◆ Problem to work on: Hunt through the entries for the word "date" and copy each line in which it appears.

(Records for the exercise Opens)

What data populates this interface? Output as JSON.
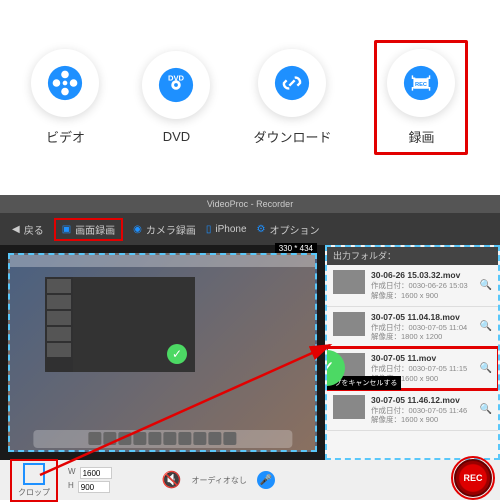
{
  "top": {
    "video": "ビデオ",
    "dvd": "DVD",
    "download": "ダウンロード",
    "record": "録画"
  },
  "recorder": {
    "title": "VideoProc - Recorder",
    "back": "戻る",
    "screen_rec": "画面録画",
    "camera_rec": "カメラ録画",
    "iphone": "iPhone",
    "options": "オプション",
    "output_folder": "出力フォルダ：",
    "dim_label": "330 * 434",
    "esc_tip": "ESCを押すとクロップをキャンセルする"
  },
  "files": [
    {
      "name": "30-06-26 15.03.32.mov",
      "date": "作成日付：0030-06-26 15:03",
      "res": "解像度：1600 x 900"
    },
    {
      "name": "30-07-05 11.04.18.mov",
      "date": "作成日付：0030-07-05 11:04",
      "res": "解像度：1800 x 1200"
    },
    {
      "name": "30-07-05 11.mov",
      "date": "作成日付：0030-07-05 11:15",
      "res": "解像度：1600 x 900"
    },
    {
      "name": "30-07-05 11.46.12.mov",
      "date": "作成日付：0030-07-05 11:46",
      "res": "解像度：1600 x 900"
    }
  ],
  "bottom": {
    "crop": "クロップ",
    "w": "W",
    "h": "H",
    "wval": "1600",
    "hval": "900",
    "audio_off": "オーディオなし",
    "rec": "REC"
  }
}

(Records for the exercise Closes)

◆ Answer section:
      "date": "作成日付：0030-06-26 15:03",
      "date": "作成日付：0030-07-05 11:04",
      "date": "作成日付：0030-07-05 11:15",
      "date": "作成日付：0030-07-05 11:46",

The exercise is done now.